■ **Task prompt**:
Copy out lines with the word "icon" from the material that follows.

--- Raw data ---

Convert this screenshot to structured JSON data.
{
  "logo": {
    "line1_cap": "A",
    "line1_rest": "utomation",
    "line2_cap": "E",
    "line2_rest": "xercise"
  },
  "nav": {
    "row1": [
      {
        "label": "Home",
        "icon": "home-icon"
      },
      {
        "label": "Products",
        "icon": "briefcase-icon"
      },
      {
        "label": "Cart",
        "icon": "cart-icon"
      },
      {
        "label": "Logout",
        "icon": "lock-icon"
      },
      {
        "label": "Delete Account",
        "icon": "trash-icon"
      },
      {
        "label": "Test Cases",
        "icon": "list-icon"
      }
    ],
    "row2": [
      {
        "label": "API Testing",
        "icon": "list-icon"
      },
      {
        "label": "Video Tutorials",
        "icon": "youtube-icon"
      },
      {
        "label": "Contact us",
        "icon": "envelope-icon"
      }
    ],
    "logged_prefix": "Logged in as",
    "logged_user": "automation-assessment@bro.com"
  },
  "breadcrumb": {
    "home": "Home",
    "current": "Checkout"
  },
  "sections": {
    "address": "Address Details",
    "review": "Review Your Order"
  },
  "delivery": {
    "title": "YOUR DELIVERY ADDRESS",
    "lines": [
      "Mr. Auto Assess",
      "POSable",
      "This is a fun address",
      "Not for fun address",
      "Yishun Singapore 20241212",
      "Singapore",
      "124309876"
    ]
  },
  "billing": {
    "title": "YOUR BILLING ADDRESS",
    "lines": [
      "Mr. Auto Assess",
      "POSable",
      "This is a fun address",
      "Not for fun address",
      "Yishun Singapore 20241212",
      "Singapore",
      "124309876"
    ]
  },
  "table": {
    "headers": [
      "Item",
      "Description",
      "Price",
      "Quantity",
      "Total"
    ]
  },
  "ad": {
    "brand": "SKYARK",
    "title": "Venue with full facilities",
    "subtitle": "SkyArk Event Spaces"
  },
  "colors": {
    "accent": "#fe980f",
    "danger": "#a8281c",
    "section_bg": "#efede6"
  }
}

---

■ **Response to the task**:
        "icon": "home-icon"
        "icon": "briefcase-icon"
        "icon": "cart-icon"
        "icon": "lock-icon"
        "icon": "trash-icon"
        "icon": "list-icon"
        "icon": "list-icon"
        "icon": "youtube-icon"
        "icon": "envelope-icon"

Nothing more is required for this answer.